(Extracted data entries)
▼▼▼
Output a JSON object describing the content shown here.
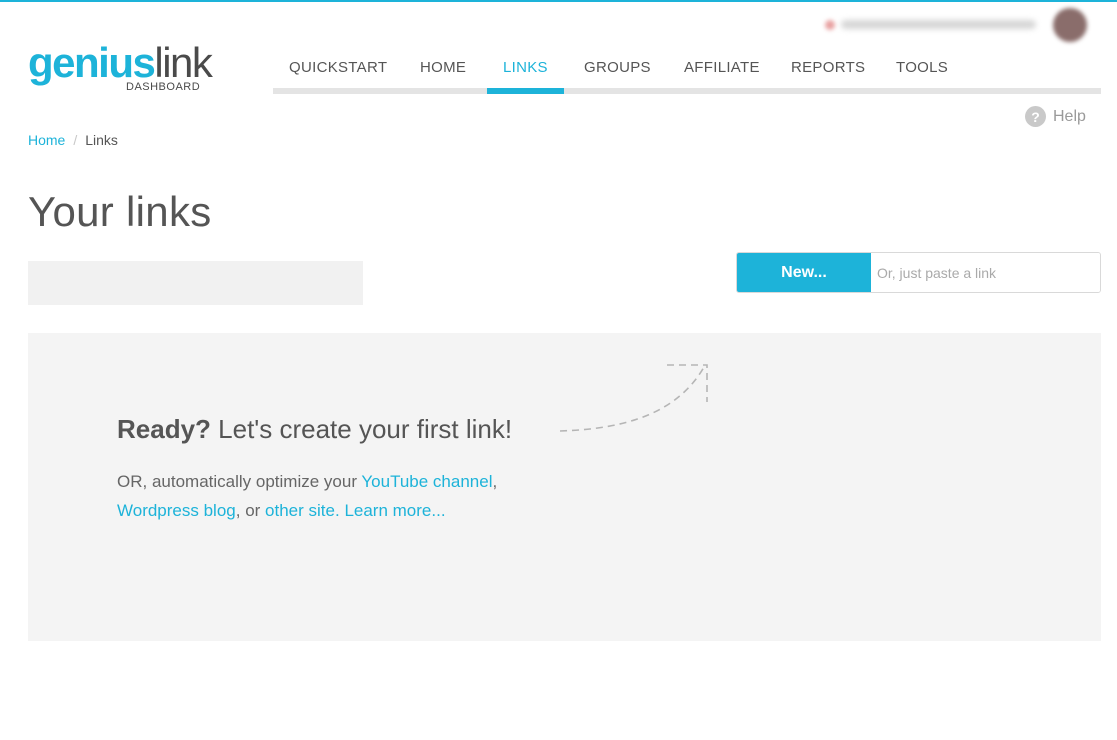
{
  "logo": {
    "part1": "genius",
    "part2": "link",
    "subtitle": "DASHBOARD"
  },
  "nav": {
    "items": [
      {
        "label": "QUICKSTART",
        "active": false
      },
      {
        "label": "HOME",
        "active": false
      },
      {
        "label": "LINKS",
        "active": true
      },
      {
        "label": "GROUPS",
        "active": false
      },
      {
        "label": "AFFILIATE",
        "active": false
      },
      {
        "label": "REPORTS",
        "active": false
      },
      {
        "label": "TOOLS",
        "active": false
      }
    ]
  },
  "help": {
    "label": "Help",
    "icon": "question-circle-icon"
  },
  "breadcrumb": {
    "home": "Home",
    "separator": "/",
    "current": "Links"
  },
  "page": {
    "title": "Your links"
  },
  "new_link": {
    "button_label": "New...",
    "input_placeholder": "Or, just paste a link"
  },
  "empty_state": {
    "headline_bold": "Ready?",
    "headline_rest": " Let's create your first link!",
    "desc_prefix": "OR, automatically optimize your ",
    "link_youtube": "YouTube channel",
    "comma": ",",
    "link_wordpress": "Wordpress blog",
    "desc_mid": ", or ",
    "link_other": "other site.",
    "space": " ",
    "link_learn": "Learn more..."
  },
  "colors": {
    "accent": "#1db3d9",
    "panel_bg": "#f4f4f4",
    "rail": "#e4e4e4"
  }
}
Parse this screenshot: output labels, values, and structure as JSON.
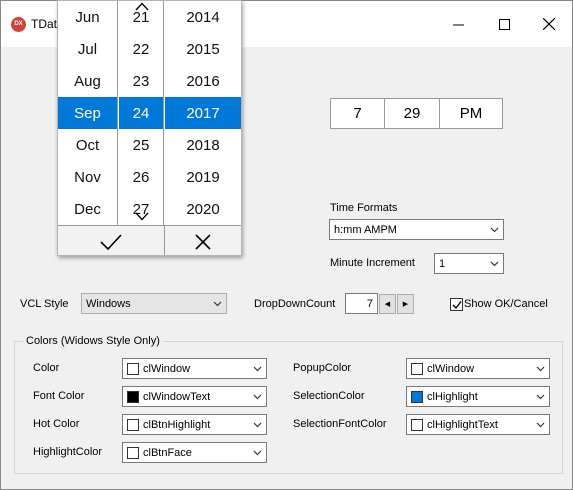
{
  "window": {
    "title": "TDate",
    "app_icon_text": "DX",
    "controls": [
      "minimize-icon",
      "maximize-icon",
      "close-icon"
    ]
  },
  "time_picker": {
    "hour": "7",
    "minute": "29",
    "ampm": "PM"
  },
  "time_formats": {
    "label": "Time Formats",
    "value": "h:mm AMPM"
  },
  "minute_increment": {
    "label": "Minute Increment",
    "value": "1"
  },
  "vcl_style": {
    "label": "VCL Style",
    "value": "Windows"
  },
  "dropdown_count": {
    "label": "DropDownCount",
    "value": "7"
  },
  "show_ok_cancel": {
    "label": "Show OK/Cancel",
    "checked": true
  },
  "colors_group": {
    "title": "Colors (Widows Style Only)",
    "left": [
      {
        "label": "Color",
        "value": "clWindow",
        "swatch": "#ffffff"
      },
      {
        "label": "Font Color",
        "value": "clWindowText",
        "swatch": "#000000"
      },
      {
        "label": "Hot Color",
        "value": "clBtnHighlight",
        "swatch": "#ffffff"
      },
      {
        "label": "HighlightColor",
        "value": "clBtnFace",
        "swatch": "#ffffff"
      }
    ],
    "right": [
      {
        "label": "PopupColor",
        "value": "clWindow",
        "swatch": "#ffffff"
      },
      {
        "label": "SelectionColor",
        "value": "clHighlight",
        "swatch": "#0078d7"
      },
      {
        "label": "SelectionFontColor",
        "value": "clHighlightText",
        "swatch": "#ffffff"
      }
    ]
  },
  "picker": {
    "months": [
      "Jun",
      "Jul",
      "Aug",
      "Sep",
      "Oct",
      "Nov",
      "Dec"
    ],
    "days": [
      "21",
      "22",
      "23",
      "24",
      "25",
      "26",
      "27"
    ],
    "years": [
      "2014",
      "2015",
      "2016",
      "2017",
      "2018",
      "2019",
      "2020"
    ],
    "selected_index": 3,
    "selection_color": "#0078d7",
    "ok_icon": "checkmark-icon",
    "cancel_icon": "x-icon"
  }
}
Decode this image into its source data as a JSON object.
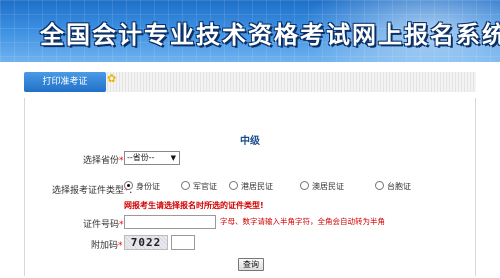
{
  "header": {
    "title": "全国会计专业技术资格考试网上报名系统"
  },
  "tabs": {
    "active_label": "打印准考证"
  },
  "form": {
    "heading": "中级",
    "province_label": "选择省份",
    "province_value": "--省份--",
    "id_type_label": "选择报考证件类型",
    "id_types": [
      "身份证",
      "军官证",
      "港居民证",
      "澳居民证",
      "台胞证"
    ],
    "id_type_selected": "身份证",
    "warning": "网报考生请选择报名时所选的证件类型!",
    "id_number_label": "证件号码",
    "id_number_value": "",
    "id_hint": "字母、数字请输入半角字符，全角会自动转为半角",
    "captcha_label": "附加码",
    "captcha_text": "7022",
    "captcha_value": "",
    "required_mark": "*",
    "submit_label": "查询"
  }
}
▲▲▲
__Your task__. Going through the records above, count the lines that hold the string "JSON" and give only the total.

__Response__. 3